Plant-parasitic nematodes can cause serious damage to corn. There are numerous species that occur in Iowa, including those with common names like the dagger, lance, lesion, needle, spiral, stubby-root, and stunt nematodes. Symptoms of nematode damage on corn include stunting and/or yellowing of foliage, uneven tasseling, and stunting, swelling, and/or browning of roots.
Because the symptoms of nematode damage to corn are not unique and could be caused by many different factors, nematode damage to corn can only be confirmed through analysis of soil and root samples. And for most nematode species, their numbers increase during the first half of the growing season, peak sometime during midseason, and then decline later in the growing season. To determine if nematode damage is responsible for poor corn growth, it is necessary to determine the number of nematodes in an affected field when the numbers are near or at their peak and to compare those numbers to established damage thresholds. Consequently, soil and root samples should be collected in the middle of the growing season (mid- to late July). One exception to this situation is the needle nematode, which moves down into the soil profile in the heat of summer and is more easily detected at greater numbers in samples collected in the spring and fall. But experiences in the Iowa State University Plant Disease Clinic over the past few years indicate that this nematode can be detected in soil and root samples collected in July and August.
To check for possible nematode damage to corn, collect a soil core or small shovelful of soil from the upper 12 inches of the soil profile from the root zone of 10 or more plants within the area suspected of being damaged by the nematodes. Also collect the roots from around 4 or 5 affected plants. Soil and roots should be placed in a moisture-proof bag and submitted for processing as soon as possible. Be sure to keep the samples cool until they are sent for processing and avoid sending samples late in the week to prevent their storage in hot conditions in transit over the weekend. Submitting a companion soil and root sample collected from nearby, healthy-looking corn plants often provides a helpful comparison.
Soil samples for analysis of corn nematodes can be sent to the Iowa State University Plant Disease Clinic, 323 Bessey Hall, Iowa State University, Ames, IA 50011. The test for corn nematodes is called a complete nematode count.
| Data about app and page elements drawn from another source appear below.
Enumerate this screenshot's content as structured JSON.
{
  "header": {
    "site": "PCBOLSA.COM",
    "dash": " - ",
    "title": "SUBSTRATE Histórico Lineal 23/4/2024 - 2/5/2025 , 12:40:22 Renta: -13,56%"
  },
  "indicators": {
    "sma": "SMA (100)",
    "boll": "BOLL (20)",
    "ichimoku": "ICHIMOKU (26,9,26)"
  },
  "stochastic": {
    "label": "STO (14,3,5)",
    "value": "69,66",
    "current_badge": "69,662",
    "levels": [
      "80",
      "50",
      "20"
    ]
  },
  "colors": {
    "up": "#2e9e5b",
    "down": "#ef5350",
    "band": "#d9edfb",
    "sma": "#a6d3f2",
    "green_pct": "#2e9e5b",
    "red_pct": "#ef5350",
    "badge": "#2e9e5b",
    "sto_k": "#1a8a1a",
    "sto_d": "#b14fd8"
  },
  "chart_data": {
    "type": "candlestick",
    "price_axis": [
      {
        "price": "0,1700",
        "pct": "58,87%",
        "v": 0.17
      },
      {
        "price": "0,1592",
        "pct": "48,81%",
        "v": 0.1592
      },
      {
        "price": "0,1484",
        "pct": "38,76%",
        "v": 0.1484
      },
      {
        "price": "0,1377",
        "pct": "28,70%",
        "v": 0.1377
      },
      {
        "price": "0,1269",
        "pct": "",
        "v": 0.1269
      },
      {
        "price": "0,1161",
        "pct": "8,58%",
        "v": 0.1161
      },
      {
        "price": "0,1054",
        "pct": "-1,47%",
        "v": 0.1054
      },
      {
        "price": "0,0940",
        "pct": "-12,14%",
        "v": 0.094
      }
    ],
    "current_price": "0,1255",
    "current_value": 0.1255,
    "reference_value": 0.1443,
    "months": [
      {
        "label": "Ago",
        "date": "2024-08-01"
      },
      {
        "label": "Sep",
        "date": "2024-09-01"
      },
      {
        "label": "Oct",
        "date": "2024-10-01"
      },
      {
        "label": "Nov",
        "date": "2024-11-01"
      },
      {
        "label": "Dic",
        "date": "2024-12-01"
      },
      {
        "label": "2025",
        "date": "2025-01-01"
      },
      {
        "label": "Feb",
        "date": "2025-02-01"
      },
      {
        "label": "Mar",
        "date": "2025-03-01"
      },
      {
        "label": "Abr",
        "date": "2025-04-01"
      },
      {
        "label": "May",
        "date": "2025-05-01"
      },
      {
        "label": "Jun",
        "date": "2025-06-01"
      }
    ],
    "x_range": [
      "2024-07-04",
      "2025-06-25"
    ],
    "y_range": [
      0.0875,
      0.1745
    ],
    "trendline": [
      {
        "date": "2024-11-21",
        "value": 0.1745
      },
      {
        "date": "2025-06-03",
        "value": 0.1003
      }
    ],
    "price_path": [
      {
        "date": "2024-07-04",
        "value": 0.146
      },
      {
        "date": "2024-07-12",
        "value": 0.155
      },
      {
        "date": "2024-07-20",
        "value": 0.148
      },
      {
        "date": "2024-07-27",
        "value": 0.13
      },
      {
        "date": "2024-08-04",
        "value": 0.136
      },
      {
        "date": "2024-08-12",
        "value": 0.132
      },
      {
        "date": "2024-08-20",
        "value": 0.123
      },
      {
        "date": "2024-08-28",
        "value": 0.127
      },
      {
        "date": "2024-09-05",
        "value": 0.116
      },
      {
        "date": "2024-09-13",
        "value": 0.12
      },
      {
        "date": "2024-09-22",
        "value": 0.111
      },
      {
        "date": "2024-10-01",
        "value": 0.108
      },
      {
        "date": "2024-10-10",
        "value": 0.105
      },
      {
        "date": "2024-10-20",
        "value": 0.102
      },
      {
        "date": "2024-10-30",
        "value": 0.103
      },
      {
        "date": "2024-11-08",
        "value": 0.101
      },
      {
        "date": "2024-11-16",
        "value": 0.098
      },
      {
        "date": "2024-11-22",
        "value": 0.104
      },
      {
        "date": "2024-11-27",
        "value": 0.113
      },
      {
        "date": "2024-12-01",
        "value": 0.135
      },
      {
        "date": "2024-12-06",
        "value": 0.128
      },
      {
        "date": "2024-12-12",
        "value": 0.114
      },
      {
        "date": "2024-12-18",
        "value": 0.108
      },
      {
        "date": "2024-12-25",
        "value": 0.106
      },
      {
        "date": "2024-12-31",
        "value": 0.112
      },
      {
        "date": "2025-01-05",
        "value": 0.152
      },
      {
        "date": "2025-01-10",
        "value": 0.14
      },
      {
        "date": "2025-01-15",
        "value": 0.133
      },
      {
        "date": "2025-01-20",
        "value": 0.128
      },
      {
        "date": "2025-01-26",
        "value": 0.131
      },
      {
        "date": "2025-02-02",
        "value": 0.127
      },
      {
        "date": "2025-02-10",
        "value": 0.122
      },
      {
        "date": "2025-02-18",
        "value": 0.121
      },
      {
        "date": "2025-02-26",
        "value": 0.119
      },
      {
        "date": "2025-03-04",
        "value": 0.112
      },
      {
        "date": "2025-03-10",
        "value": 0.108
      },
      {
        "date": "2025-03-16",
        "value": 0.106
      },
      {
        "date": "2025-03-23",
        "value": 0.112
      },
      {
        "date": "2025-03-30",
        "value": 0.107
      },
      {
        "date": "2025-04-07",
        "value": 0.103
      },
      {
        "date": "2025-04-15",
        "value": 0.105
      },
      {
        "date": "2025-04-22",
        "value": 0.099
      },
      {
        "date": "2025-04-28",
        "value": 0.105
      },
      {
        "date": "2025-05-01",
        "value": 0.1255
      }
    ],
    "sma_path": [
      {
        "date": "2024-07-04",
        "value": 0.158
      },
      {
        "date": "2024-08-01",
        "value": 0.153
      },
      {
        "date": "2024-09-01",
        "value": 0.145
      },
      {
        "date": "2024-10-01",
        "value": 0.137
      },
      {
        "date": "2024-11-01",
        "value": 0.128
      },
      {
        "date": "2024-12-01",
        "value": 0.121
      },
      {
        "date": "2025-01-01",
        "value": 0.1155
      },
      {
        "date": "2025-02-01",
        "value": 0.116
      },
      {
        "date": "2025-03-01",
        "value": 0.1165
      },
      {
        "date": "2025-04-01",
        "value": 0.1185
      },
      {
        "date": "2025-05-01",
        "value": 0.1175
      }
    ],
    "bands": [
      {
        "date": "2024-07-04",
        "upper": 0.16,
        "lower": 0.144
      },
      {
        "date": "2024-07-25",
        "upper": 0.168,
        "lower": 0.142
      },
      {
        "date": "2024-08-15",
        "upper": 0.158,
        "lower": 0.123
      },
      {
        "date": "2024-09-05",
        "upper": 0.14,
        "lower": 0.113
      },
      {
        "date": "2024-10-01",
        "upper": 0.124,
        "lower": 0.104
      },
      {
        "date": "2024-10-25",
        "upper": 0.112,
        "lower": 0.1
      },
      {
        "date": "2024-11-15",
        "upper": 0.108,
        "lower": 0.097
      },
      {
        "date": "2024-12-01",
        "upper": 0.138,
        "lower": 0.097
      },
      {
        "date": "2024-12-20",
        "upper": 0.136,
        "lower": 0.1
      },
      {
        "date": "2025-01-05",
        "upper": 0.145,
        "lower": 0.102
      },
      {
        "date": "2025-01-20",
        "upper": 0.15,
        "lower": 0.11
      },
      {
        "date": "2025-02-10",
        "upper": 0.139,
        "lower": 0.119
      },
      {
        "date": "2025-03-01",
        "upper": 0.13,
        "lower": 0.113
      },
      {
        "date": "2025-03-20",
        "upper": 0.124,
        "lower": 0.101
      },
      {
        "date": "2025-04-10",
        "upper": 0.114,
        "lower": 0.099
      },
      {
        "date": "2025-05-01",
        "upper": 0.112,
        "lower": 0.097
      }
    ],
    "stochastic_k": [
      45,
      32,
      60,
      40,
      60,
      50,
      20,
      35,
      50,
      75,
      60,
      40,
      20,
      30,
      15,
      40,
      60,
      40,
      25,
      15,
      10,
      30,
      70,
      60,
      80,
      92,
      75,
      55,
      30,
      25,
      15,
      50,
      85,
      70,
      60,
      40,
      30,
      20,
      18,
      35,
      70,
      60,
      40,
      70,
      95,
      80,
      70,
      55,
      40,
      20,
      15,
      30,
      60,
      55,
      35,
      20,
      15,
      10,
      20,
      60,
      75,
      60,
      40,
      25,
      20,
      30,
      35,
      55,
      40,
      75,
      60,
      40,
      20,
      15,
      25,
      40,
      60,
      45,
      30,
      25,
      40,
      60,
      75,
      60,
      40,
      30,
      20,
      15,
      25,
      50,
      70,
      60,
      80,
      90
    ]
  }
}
Samples should be accompanied by a completed Plant Nematode Sample Submission Form (ISU Extension publication PD 32) and a check for the $30 per sample processing fee.
Stunt nematode on corn root.
Corn seedlings stunted by nematode feeding
This article originally appeared on page 206 of the IC-496(20) -- July 17, 2006 issue.